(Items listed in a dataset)
▶
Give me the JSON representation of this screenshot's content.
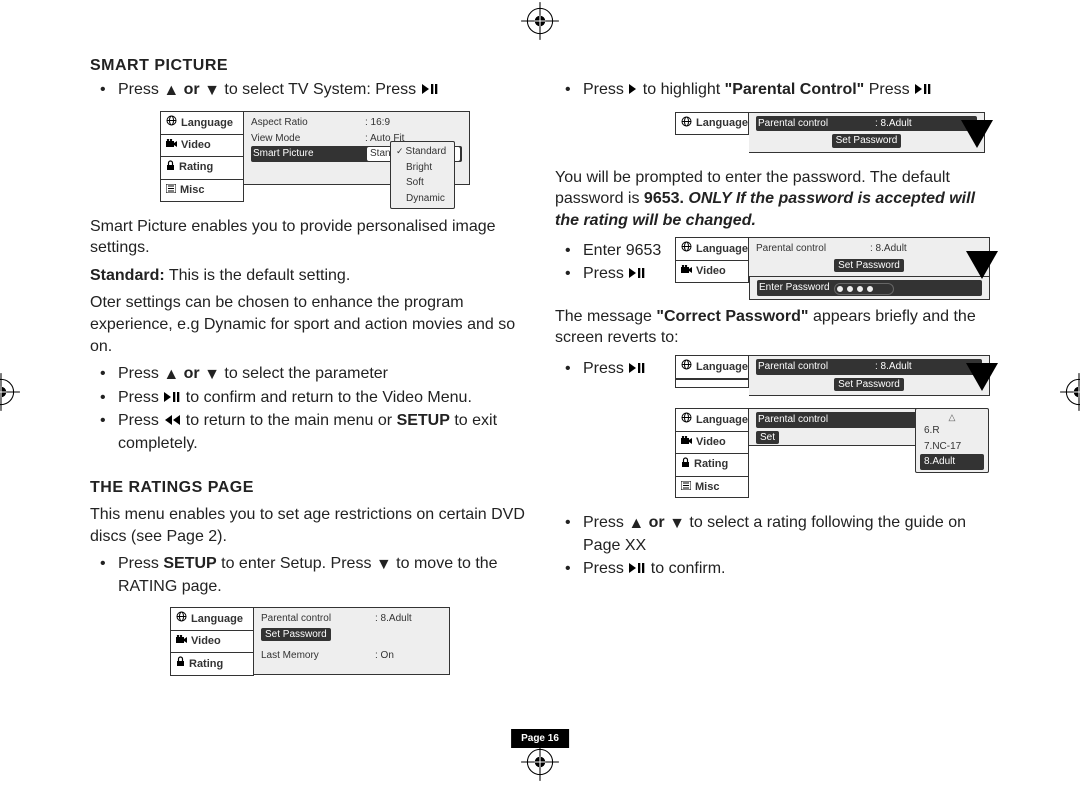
{
  "page_number": "Page 16",
  "col1": {
    "h_smart": "SMART PICTURE",
    "b_select_tv_system_pre": "Press ",
    "b_select_tv_system_mid": " or ",
    "b_select_tv_system_post": "  to select TV System: Press ",
    "para1": "Smart Picture enables you to provide personalised image settings.",
    "para2_a": "Standard:",
    "para2_b": " This is the default setting.",
    "para3": "Oter settings can be chosen to enhance the program experience, e.g Dynamic for sport and action movies  and so on.",
    "b_param_pre": "Press ",
    "b_param_mid": " or ",
    "b_param_post": "  to select the parameter",
    "b_confirm_pre": "Press ",
    "b_confirm_post": " to confirm and return to the Video Menu.",
    "b_return_pre": "Press ",
    "b_return_mid": " to return to the main menu or ",
    "b_return_setup": "SETUP",
    "b_return_post": " to exit completely.",
    "h_ratings": "THE RATINGS PAGE",
    "para4": "This menu enables you to set age restrictions on certain DVD discs (see Page 2).",
    "b_setup_pre": "Press ",
    "b_setup_a": "SETUP",
    "b_setup_mid": " to enter Setup. Press ",
    "b_setup_post": "  to move to the RATING page.",
    "osd1": {
      "side": [
        "Language",
        "Video",
        "Rating",
        "Misc"
      ],
      "rows": [
        {
          "lab": "Aspect Ratio",
          "val": ": 16:9"
        },
        {
          "lab": "View Mode",
          "val": ": Auto Fit"
        },
        {
          "lab": "Smart Picture",
          "val": "Standard",
          "hi": true
        }
      ],
      "popup": [
        "Standard",
        "Bright",
        "Soft",
        "Dynamic"
      ]
    },
    "osd2": {
      "side": [
        "Language",
        "Video",
        "Rating"
      ],
      "rows": [
        {
          "lab": "Parental control",
          "val": ": 8.Adult"
        },
        {
          "lab": "Set  Password",
          "btn": true
        },
        {
          "lab": "Last Memory",
          "val": ": On"
        }
      ]
    }
  },
  "col2": {
    "b_highlight_pre": "Press ",
    "b_highlight_mid": " to highlight ",
    "b_highlight_q": "\"Parental Control\"",
    "b_highlight_press": "  Press ",
    "para1a": "You will be prompted to enter the password. The default password is ",
    "para1b": "9653.",
    "para1c": " ONLY If the password is accepted will the rating will be changed.",
    "b_enter": "Enter 9653",
    "b_press_a": "Press ",
    "para2a": "The message ",
    "para2b": "\"Correct Password\"",
    "para2c": " appears briefly and the screen reverts to:",
    "b_press_b": "Press ",
    "b_select_rating_pre": "Press ",
    "b_select_rating_mid": " or ",
    "b_select_rating_post": "  to select a rating following the guide on Page XX",
    "b_confirm2_pre": "Press ",
    "b_confirm2_post": "  to confirm.",
    "osd_a": {
      "side": [
        "Language"
      ],
      "rows": [
        {
          "lab": "Parental control",
          "val": ": 8.Adult",
          "hi": true
        },
        {
          "lab": "Set  Password",
          "btn": true
        }
      ]
    },
    "osd_b": {
      "side": [
        "Language",
        "Video"
      ],
      "rows": [
        {
          "lab": "Parental control",
          "val": ": 8.Adult"
        },
        {
          "lab": "Set  Password",
          "btn": true
        },
        {
          "lab": "Enter Password",
          "pw": true,
          "hi": true
        }
      ]
    },
    "osd_c": {
      "side": [
        "Language"
      ],
      "rows": [
        {
          "lab": "Parental control",
          "val": ": 8.Adult",
          "hi": true
        },
        {
          "lab": "Set  Password",
          "btn": true
        }
      ]
    },
    "osd_d": {
      "side": [
        "Language",
        "Video",
        "Rating",
        "Misc"
      ],
      "rows": [
        {
          "lab": "Parental control",
          "val": "",
          "hi": true
        },
        {
          "lab": "Set",
          "btn2": true
        }
      ],
      "popup": [
        "6.R",
        "7.NC-17",
        "8.Adult"
      ]
    }
  }
}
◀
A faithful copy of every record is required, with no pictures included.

Give me the JSON representation of this screenshot's content.
{
  "page_number": "Page 16",
  "col1": {
    "h_smart": "SMART PICTURE",
    "b_select_tv_system_pre": "Press ",
    "b_select_tv_system_mid": " or ",
    "b_select_tv_system_post": "  to select TV System: Press ",
    "para1": "Smart Picture enables you to provide personalised image settings.",
    "para2_a": "Standard:",
    "para2_b": " This is the default setting.",
    "para3": "Oter settings can be chosen to enhance the program experience, e.g Dynamic for sport and action movies  and so on.",
    "b_param_pre": "Press ",
    "b_param_mid": " or ",
    "b_param_post": "  to select the parameter",
    "b_confirm_pre": "Press ",
    "b_confirm_post": " to confirm and return to the Video Menu.",
    "b_return_pre": "Press ",
    "b_return_mid": " to return to the main menu or ",
    "b_return_setup": "SETUP",
    "b_return_post": " to exit completely.",
    "h_ratings": "THE RATINGS PAGE",
    "para4": "This menu enables you to set age restrictions on certain DVD discs (see Page 2).",
    "b_setup_pre": "Press ",
    "b_setup_a": "SETUP",
    "b_setup_mid": " to enter Setup. Press ",
    "b_setup_post": "  to move to the RATING page.",
    "osd1": {
      "side": [
        "Language",
        "Video",
        "Rating",
        "Misc"
      ],
      "rows": [
        {
          "lab": "Aspect Ratio",
          "val": ": 16:9"
        },
        {
          "lab": "View Mode",
          "val": ": Auto Fit"
        },
        {
          "lab": "Smart Picture",
          "val": "Standard",
          "hi": true
        }
      ],
      "popup": [
        "Standard",
        "Bright",
        "Soft",
        "Dynamic"
      ]
    },
    "osd2": {
      "side": [
        "Language",
        "Video",
        "Rating"
      ],
      "rows": [
        {
          "lab": "Parental control",
          "val": ": 8.Adult"
        },
        {
          "lab": "Set  Password",
          "btn": true
        },
        {
          "lab": "Last Memory",
          "val": ": On"
        }
      ]
    }
  },
  "col2": {
    "b_highlight_pre": "Press ",
    "b_highlight_mid": " to highlight ",
    "b_highlight_q": "\"Parental Control\"",
    "b_highlight_press": "  Press ",
    "para1a": "You will be prompted to enter the password. The default password is ",
    "para1b": "9653.",
    "para1c": " ONLY If the password is accepted will the rating will be changed.",
    "b_enter": "Enter 9653",
    "b_press_a": "Press ",
    "para2a": "The message ",
    "para2b": "\"Correct Password\"",
    "para2c": " appears briefly and the screen reverts to:",
    "b_press_b": "Press ",
    "b_select_rating_pre": "Press ",
    "b_select_rating_mid": " or ",
    "b_select_rating_post": "  to select a rating following the guide on Page XX",
    "b_confirm2_pre": "Press ",
    "b_confirm2_post": "  to confirm.",
    "osd_a": {
      "side": [
        "Language"
      ],
      "rows": [
        {
          "lab": "Parental control",
          "val": ": 8.Adult",
          "hi": true
        },
        {
          "lab": "Set  Password",
          "btn": true
        }
      ]
    },
    "osd_b": {
      "side": [
        "Language",
        "Video"
      ],
      "rows": [
        {
          "lab": "Parental control",
          "val": ": 8.Adult"
        },
        {
          "lab": "Set  Password",
          "btn": true
        },
        {
          "lab": "Enter Password",
          "pw": true,
          "hi": true
        }
      ]
    },
    "osd_c": {
      "side": [
        "Language"
      ],
      "rows": [
        {
          "lab": "Parental control",
          "val": ": 8.Adult",
          "hi": true
        },
        {
          "lab": "Set  Password",
          "btn": true
        }
      ]
    },
    "osd_d": {
      "side": [
        "Language",
        "Video",
        "Rating",
        "Misc"
      ],
      "rows": [
        {
          "lab": "Parental control",
          "val": "",
          "hi": true
        },
        {
          "lab": "Set",
          "btn2": true
        }
      ],
      "popup": [
        "6.R",
        "7.NC-17",
        "8.Adult"
      ]
    }
  }
}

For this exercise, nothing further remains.